Post # 1
I am lookign for weddign traditions/superstitions and customs and the meaning behind them. We are putting together a trivia game for my sister’s shower and need some ideas.
Like a remember hearing that 5 almonds were given as a favor to represent health, fertility, and 3 other things, but I can’t remember
And the phrase soemthing old, soemthing new, soemthing borrowed, soemthing blue, is supposed to represent something. Anyone know the meanign behind these or other fun wedding facts? Thanks!!
Post # 3
- Wedding: March 2005 - Westside Loft, New York
here is our wiki article on the whole something old tradition!
Post # 5
- Wedding: July 2018 - Outdoor ceremony, banquet hall reception
Bouquets were originally carried to mask the smell of the unwashed bride, in medieval times. Gross but true.
Bridesmaids used to dress like the bride to confuse evil spirits that may want to harm the marriage.
The wedding band is worn on the third finger of the left hand because the ancients (Romans?) believed that a vein ran from that finger right to your heart. 🙂
Post # 6
I was just reading about these!
I found that you are supposed to give Jordan almonds in odd numbers because they can’t be divided equally, to show the strength of the couple. The almonds themselves are for fertility.
A lot of traditions deal with fertility, or tears. The good or bad luck of rain on the wedding day goes with this — if you believe it’s for good luck, it’s for fertility, if you believe it’s bad luck, it’s for the tears you will cry.
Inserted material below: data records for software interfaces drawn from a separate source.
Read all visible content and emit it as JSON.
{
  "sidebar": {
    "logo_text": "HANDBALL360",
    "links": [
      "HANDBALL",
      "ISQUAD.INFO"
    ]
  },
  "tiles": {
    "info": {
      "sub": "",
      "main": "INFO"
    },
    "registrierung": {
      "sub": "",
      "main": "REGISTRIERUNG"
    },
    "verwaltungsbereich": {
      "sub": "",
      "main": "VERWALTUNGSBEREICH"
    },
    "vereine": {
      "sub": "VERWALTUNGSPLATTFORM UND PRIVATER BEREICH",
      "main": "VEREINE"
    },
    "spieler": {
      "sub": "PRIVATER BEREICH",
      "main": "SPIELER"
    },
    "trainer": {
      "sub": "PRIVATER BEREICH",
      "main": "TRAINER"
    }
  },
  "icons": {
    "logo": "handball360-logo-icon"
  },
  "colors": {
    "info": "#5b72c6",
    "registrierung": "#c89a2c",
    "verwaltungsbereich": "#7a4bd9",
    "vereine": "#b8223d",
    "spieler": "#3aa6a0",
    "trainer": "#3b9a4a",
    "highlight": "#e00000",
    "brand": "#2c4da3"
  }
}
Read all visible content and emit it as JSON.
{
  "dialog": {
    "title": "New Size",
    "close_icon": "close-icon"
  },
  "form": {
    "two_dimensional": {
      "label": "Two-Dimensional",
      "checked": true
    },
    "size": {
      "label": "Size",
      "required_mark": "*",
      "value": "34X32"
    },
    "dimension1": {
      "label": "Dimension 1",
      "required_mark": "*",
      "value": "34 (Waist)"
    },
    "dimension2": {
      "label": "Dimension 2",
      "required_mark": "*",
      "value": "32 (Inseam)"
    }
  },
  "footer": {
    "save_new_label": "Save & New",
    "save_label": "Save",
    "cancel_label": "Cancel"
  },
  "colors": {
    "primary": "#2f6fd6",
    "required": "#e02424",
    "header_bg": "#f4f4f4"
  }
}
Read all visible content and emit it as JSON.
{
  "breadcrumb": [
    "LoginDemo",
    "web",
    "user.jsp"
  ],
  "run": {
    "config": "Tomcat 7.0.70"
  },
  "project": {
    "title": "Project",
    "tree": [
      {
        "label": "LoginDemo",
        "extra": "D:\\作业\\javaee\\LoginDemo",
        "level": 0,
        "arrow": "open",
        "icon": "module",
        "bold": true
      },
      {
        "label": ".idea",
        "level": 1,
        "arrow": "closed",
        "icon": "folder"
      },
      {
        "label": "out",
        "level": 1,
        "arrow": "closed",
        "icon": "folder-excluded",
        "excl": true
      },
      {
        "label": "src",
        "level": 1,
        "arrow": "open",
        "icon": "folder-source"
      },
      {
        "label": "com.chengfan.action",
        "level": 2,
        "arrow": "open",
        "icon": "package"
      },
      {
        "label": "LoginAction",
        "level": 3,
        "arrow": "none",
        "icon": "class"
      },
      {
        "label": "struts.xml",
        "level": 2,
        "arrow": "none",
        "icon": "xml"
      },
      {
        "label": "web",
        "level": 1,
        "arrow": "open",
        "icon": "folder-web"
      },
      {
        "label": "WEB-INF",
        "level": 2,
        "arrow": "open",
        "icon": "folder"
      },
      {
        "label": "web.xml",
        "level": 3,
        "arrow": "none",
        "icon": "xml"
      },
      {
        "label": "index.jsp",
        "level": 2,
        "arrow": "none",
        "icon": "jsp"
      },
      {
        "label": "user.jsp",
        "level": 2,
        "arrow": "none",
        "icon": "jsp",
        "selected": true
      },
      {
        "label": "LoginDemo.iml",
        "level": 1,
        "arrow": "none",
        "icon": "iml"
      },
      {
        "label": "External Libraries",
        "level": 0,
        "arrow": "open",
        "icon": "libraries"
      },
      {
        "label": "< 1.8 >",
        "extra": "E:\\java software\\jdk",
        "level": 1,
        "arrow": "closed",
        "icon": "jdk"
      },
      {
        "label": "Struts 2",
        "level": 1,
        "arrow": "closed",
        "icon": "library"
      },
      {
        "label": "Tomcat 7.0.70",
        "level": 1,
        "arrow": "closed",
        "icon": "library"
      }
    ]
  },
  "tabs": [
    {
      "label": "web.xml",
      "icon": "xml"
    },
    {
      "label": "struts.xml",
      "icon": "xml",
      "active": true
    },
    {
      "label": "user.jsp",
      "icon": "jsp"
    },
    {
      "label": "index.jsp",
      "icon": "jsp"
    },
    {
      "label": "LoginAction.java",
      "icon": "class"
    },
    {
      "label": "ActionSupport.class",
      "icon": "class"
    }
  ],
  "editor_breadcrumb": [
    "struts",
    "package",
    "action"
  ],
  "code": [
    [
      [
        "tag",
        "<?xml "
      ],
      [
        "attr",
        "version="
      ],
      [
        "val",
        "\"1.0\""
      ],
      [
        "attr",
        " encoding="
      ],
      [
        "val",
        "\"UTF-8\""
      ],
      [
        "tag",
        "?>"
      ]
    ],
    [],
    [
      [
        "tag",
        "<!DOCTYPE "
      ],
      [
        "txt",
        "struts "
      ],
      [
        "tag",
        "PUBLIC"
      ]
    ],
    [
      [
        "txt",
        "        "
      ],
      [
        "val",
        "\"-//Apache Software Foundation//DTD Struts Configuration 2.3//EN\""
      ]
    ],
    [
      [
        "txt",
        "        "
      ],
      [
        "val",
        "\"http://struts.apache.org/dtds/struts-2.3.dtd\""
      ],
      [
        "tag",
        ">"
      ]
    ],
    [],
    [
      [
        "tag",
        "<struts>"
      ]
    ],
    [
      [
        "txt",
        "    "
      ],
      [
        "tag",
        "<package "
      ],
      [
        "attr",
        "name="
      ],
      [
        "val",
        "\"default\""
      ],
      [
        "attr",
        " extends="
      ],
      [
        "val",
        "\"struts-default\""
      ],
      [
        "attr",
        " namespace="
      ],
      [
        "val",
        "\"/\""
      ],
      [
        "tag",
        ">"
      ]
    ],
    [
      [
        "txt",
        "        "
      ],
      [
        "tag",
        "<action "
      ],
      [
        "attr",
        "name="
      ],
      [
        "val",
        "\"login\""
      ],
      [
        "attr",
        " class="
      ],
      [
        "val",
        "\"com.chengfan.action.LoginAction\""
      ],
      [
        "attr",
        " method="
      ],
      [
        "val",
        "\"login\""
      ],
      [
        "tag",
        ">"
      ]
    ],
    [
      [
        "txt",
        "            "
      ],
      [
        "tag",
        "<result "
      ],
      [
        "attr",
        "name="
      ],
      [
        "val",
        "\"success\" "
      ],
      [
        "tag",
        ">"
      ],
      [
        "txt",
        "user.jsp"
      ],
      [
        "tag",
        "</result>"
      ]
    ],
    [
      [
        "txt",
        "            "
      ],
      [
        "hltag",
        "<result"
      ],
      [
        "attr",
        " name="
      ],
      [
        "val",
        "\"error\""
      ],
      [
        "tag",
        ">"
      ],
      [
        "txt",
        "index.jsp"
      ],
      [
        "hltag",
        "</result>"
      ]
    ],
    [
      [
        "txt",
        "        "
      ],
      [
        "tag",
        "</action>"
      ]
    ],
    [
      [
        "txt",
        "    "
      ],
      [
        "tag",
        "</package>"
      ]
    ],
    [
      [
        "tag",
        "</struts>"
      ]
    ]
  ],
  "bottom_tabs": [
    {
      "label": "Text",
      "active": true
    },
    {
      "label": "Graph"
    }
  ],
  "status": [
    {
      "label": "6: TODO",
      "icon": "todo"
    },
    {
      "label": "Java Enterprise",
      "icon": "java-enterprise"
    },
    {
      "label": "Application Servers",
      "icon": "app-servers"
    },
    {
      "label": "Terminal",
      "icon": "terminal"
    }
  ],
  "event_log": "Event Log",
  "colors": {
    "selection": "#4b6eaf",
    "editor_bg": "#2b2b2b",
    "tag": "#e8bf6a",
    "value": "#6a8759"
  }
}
Also, if a bride sews her own dress each stitch represents one tear she’ll cry during the marriage.
Another one – "Change the name but not the letter, marry for worse and not for better." This is an old parable about marrying someone with the same last initial.
The last one I’ll thow out is that it’s best to begin the ceremony after the half hour, so the hand of the clock is pointed up toward heaven instead of downward. Crazy, right?
Post # 7
Oh! I wrote a paper on this once in high school (I’ve always been a bit wedding-obsessed!). Let’s see what I can remember…
Wedding Cakes: In Renaissance times each guest/family would bring a small round cake to the wedding. These cakes were stacked, and the bride and groom were supposed to kiss over the top of the stack for good luck.
Bridesmaids and Groomsmen: Guests used to dress identically to the bride and groom to confuse evil spirits that might try to harm the couple. This one guy, Antoine of Burgundy, bought 100 green velvet gowns for the female guests to wear at his wedding.
Something Blue: Bridal veils were originally blue to symbolize purity or honor Mary, the role model for wives/mothers.
Bouqets: Bridal bouquets were originally made of wheat (to symbolize fertility) and herbs (to symbolize various other things).
Honeymoons: During the Renaissance, newly married couples were supposed to drink honeymead (a spiced wine with cloves and honey) each night for a period of one month (aka one moon). Honeymead + one moon = honeymoon.
Tossing the Garter: During the Renaissance, grooms that gave bridal garters to their brides were said to be rewarded with their faithfulness for life. Wedding guests would follow the bride and groom back to their bedroom after the reception, and the groom would take off and toss the garter.
Hope that helps!
Post # 8
I read that the honeymoon has its roots in travel. That after teh wedding, the bride and groom would travel around to relatives who were not able to attend the wedding.